*The margin of victory component in the computer polls will be eliminated.
*The quality win component will be narrowed from wins over teams in the top 15 of the BCS rankings to teams in the top 10.
The BCS standings determine which teams will participate in the national championship game of the Bowl Championship Series. The standings consist of four major components: subjective polls of the writers and coaches, computer rankings, schedule strength and team record. The two teams which have the lowest point total in the four categories will play in the national championship game in the Tostitos Fiesta Bowl on January 3, 2003.

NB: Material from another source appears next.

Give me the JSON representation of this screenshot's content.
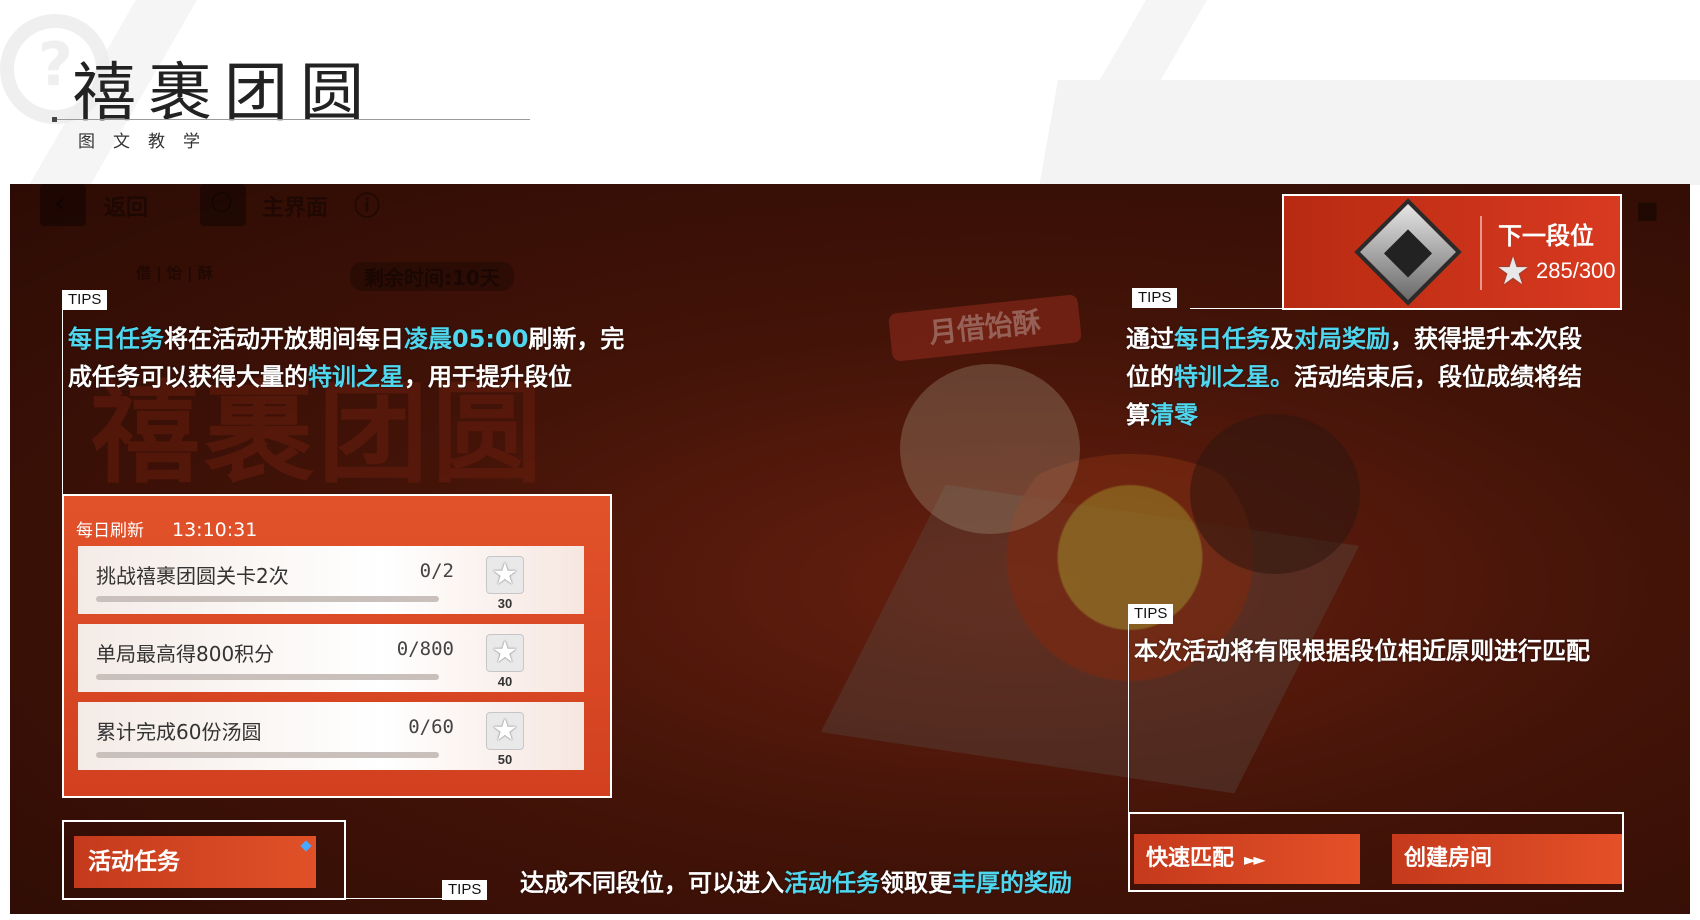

Tranghese announced that seven computer polls will be used in compiling each team's computer ranking. They are: Anderson & Hester, Atlanta Journal-Constitution Colley Matrix, Richard Billingsley, Kenneth Massey, Jeff Sagarin's USA Today, The New York Times and Peter Wolfe. When the weekly compilations begin on October 21, each team's "worst" computer ranking will be discarded and an average of the other six rankings will be compiled.
In response to college football's increase to a 12-game regular season schedule in 2002, Tranghese said the requirement for consideration as an at-large team will be a 9-3 record and a top 12 ranking in the BCS standings.
The Commissioners of the conferences that comprise the BCS also addressed a tie-breaking plan in the unlikely event of a tie in the standings at the conclusion of the regular season. The tie-breaking components, in order, will be: head-to-head results; a win against the highest ranked team in the BCS top 25 poll; and strength of schedule component as contained in the BCS ratings formula.
Like last year, the National Football Foundation and College Football Hall of Fame in Morristown, N.J. will be responsible for the compilation and release of the BCS standings.